MILAN, Aug 7 (Reuters) – Italy’s third biggest bank, Monte
dei Paschi di Siena, posted a worse-than-expected loss
in the second quarter as charges on souring loans rose,
underlining the challenges the bailed-out lender still faces to
turn itself around.
The bank, which received 4.1 billion euros ($5.47 billion)
in state aid last year, said the net loss in the three months
between April and June stood at 178.9 million euros.
MILAN, Aug 5 (Reuters) – Net profit at UniCredit,
Italy’s biggest bank by assets, rose 12 percent in the second
quarter thanks to a marked improvement in its home market and a
solid contribution from eastern Europe.
The bank said Italy had contributed around 600 million euros
(801.72 million US dollar) to its earnings for the quarter, and
central and eastern Europe around 400 million euros.
MILAN, Aug 1 (Reuters) – Italy’s biggest retail bank, Intesa
Sanpaolo, beat analysts’ forecasts with a
second-quarter net profit of 217 million euros ($291 million),
helped by its strategic shift towards asset management.
Intesa’s net profit in the three months from April to June
compared with 116 million euros a year ago and a Thomson Reuters

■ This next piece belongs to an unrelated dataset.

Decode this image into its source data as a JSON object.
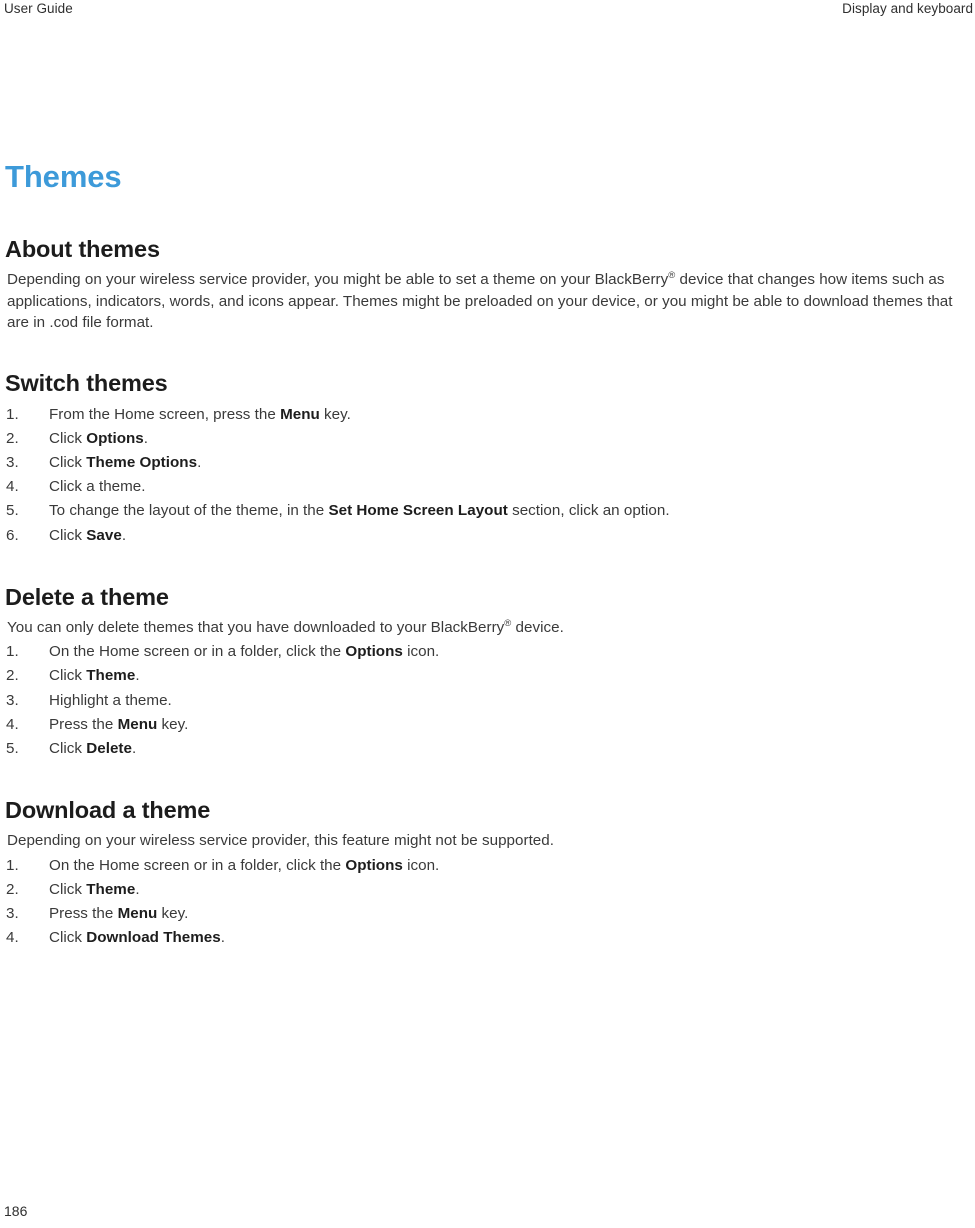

consensus forecast of 109 million euros.
MILAN (Reuters) – An Italian appeals court unexpectedly overturned Silvio Berlusconi’s conviction on charges of abuse of office and paying for sex with a minor, in a significant legal victory for the former prime minister.
The Milan court on Friday threw out a guilty verdict handed down last year by a lower tribunal, which had sentenced Berlusconi to seven years in jail and banned him from holding public office.

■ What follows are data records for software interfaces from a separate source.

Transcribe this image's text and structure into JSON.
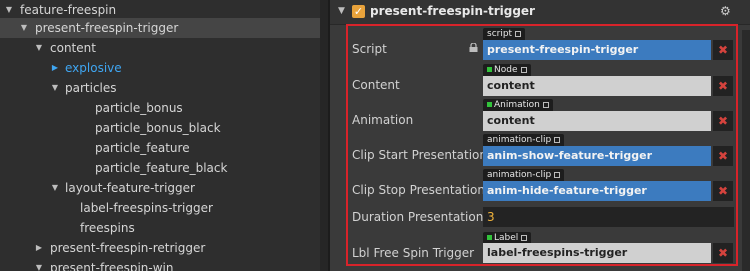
{
  "hierarchy": {
    "nodes": [
      {
        "label": "feature-freespin",
        "arrow": "▼"
      },
      {
        "label": "present-freespin-trigger",
        "arrow": "▼"
      },
      {
        "label": "content",
        "arrow": "▼"
      },
      {
        "label": "explosive",
        "arrow": "▶"
      },
      {
        "label": "particles",
        "arrow": "▼"
      },
      {
        "label": "particle_bonus",
        "arrow": ""
      },
      {
        "label": "particle_bonus_black",
        "arrow": ""
      },
      {
        "label": "particle_feature",
        "arrow": ""
      },
      {
        "label": "particle_feature_black",
        "arrow": ""
      },
      {
        "label": "layout-feature-trigger",
        "arrow": "▼"
      },
      {
        "label": "label-freespins-trigger",
        "arrow": ""
      },
      {
        "label": "freespins",
        "arrow": ""
      },
      {
        "label": "present-freespin-retrigger",
        "arrow": "▶"
      },
      {
        "label": "present-freespin-win",
        "arrow": "▼"
      }
    ]
  },
  "inspector": {
    "component_title": "present-freespin-trigger",
    "enabled_glyph": "✓",
    "properties": [
      {
        "label": "Script",
        "tag": "script",
        "value": "present-freespin-trigger",
        "clear": "✖"
      },
      {
        "label": "Content",
        "tag": "Node",
        "value": "content",
        "clear": "✖"
      },
      {
        "label": "Animation",
        "tag": "Animation",
        "value": "content",
        "clear": "✖"
      },
      {
        "label": "Clip Start Presentation",
        "tag": "animation-clip",
        "value": "anim-show-feature-trigger",
        "clear": "✖"
      },
      {
        "label": "Clip Stop Presentation",
        "tag": "animation-clip",
        "value": "anim-hide-feature-trigger",
        "clear": "✖"
      },
      {
        "label": "Duration Presentation",
        "value": "3"
      },
      {
        "label": "Lbl Free Spin Trigger",
        "tag": "Label",
        "value": "label-freespins-trigger",
        "clear": "✖"
      }
    ]
  },
  "colors": {
    "highlight_border": "#d8232a",
    "asset_field": "#3c7bbf",
    "node_field": "#d0d0d0",
    "selected_tree_text": "#3fa6f2",
    "enabled_checkbox": "#e8a23b"
  }
}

MILAN, June 10 (Reuters) – Italian bank Monte dei Paschi’s
5 billion euro capital raising caused confusion on the
Milan stock exchange on Tuesday, where the bank’s shares have

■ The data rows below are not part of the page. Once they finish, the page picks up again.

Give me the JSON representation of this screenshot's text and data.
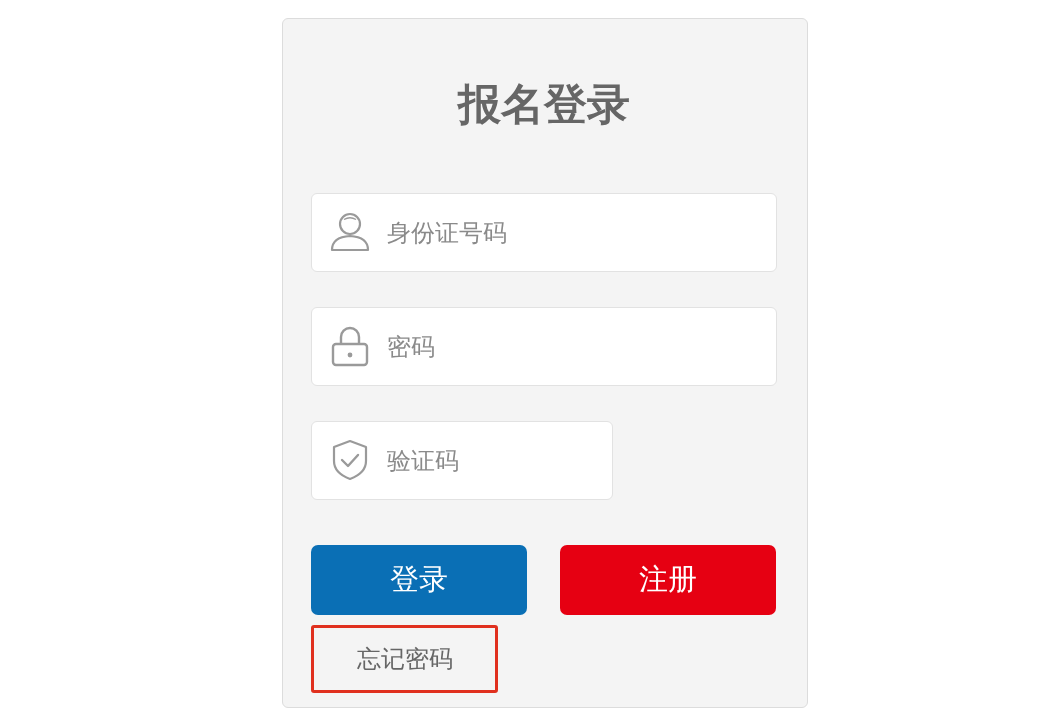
{
  "login_card": {
    "title": "报名登录",
    "fields": [
      {
        "kind": "user",
        "placeholder": "身份证号码"
      },
      {
        "kind": "password",
        "placeholder": "密码"
      },
      {
        "kind": "captcha",
        "placeholder": "验证码"
      }
    ],
    "buttons": [
      {
        "kind": "primary",
        "label": "登录"
      },
      {
        "kind": "danger",
        "label": "注册"
      }
    ],
    "forgot_link": {
      "label": "忘记密码",
      "highlighted": true
    }
  }
}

jumped 40 percent in two days but have not traded.
Italy’s third biggest bank, which has taken two bailouts
since 2010, is expected to succeed in raising the cash it needs
to repay the government aid and bolster its finances in
preparation for a wide-ranging review of European banks.
MILAN, June 10 (Reuters) – Shares in Monte dei Paschi
, the bailed-out Italian bank raising 5 billion euros
via a rights issue, did not trade for a second day on Tuesday
due to a technical bottleneck that has created a big gap between
bid and offer prices.
The shares also did not trade until the close on Monday, the
day Italy’s third biggest bank began the capital raising
designed to repay state aid and bolster its finances in
preparation for a Europe-wide review of lenders.
MILAN, June 9 (Reuters) – Bailed-out Italian bank Monte dei
Paschi di Siena launched a 5 billion euro ($6.9
billion) share sale on Monday, seeking to repay state aid and
bolster its finances in preparation for a pan-European review of
The share issue is one of nine capital increases already
completed or due to be launched this year by Italian banks after
the country’s longest recession since World War II.
MILAN/ROME, June 6 (Reuters) – Bailed-out Italian bank Monte
dei Paschi di Siena has warned its 5 billion euro
($6.9 billion euros) share issue may not be enough to bolster
its balance sheet if EU regulators force it to set aside more
cash to cover for bad loans.
In a 515-page prospectus for the cash call, due to start on
Monday, Italy’s third-largest bank said it could need further
capital-strengthening measures after the European Central Bank
(ECB) and the European Banking Authority (EBA) complete their
review of lenders across the euro zone.
MILAN, June 5 (Reuters) – Bailed-out lender Banca Monte dei
Paschi di Siena priced its upcoming 5-billion euro
rights issue at a big discount as it seeks to lure investors for
a vital cash call meant to avert nationalisation.
In a statement late on Thursday, the Tuscan lender said it
would offer new shares in the bank at 1 euro each, or a 35.5
percent discount to the theoretical share price accounting for
the dilution of the new shares.
SIENA (Reuters) – Shareholders in Italy’s Monte dei Paschi di Siena approved a proposal to boost the size of an upcoming share sale to 5 billion euros ($6.9 billion) to help it absorb a hit on its finances it expects from a Europe-wide bank health check.
At an extraordinary meeting in the bank’s hometown of Siena, shareholders overwhelmingly agreed to raise the capital increase, initially planned at 3 billion euros, by two billion euros. The new amount is twice the bank’s current market value.